Subject | RE: [firebird-support] Re: Is this a bug in ROUND function? |
---|---|

Author | Alan McDonald |

Post date | 2019-08-29T22:14:49Z |

On 8/29/19 4:45 AM, m.djorov@... [firebird-support] wrote:

The value that you get at that point will be the nearest value to 2.725 that is expressible as a double precision floating point number which will be slightly different since 2.725 is NOT exactly representable as double precision floating point number. The number you get is allowed to be either the representable value just below or just above, the value, though the preference is the closer one. If the number you get is something like 2.72499...xx then round needs to round down, if you get something like 2.72500..xx then round needs to round up.

If the numbers you had WERE exactly representable, like 2.625 (21/8) then the rules on how to round would matter, but since the number you have, after being made representable, isn't exactly 0.5 in the fractional part, that clause doesn't apply.

--

Richard Damon

What about:

select

round(cast(0.725 as double precision), 2),

round(cast(1.725 as double precision), 2),

round(cast(2.725 as double precision), 2),

round(cast(3.725 as double precision), 2),

round(cast(4.725 as numeric(18,3)), 2),

round(cast(5.725 as double precision), 2),

round(cast(6.725 as double precision), 2),

round(cast(7.725 as double precision), 2),

round(cast(8.725 as double precision), 2),

round(cast(9.725 as double precision), 2),

round(cast(10.725 as double precision), 2) from

rdb$database

>The issue is that when you write: cast(2.725 as double precision) you aren't dealing with 'mathematics' anymore, or even the value 2.725

> In binary representation of the values maybe 4.72 is the closest, but

> we are talking about mathematic.

> This is from the description of the ROUND function in the documentation:

> Rounds a number to the nearest integer. If the fractional part is

> exactly 0.5, rounding is upward for positive numbers and downward for

> negative numbers.

> So .725 is all cases is rounded up to .73 as it should be, but in one

> case it is not.

>

The value that you get at that point will be the nearest value to 2.725 that is expressible as a double precision floating point number which will be slightly different since 2.725 is NOT exactly representable as double precision floating point number. The number you get is allowed to be either the representable value just below or just above, the value, though the preference is the closer one. If the number you get is something like 2.72499...xx then round needs to round down, if you get something like 2.72500..xx then round needs to round up.

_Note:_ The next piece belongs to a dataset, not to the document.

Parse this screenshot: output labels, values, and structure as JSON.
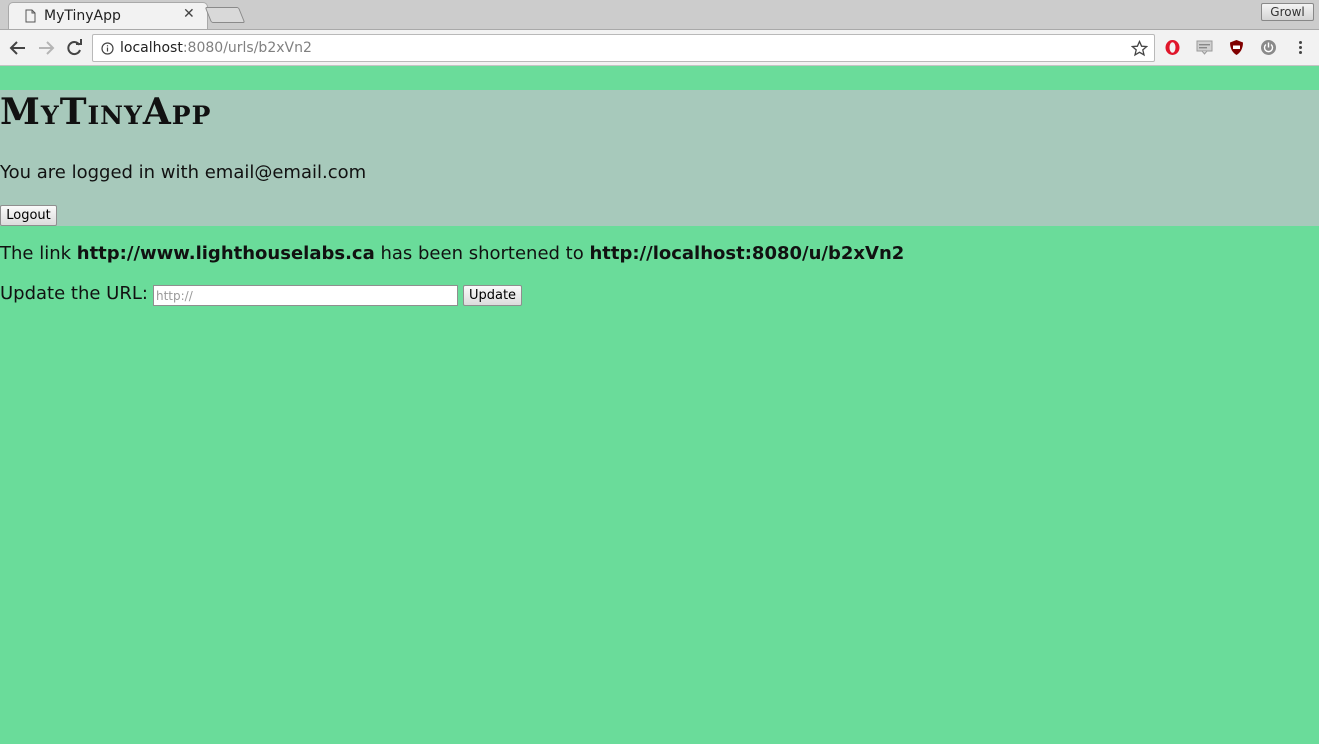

If the numbers you had WERE exactly representable, like 2.625 (21/8) then the rules on how to round would matter, but since the number you have, after being made representable, isn't exactly 0.5 in the fractional part, that clause doesn't apply.

--

Richard Damon

What about:

select

round(cast(0.725 as double precision), 2),

round(cast(1.725 as double precision), 2),

round(cast(2.725 as double precision), 2),

round(cast(3.725 as double precision), 2),

round(cast(4.725 as numeric(18,3)), 2),

round(cast(5.725 as double precision), 2),

round(cast(6.725 as double precision), 2),

round(cast(7.725 as double precision), 2),

round(cast(8.725 as double precision), 2),

round(cast(9.725 as double precision), 2),

round(cast(10.725 as double precision), 2) from

rdb$database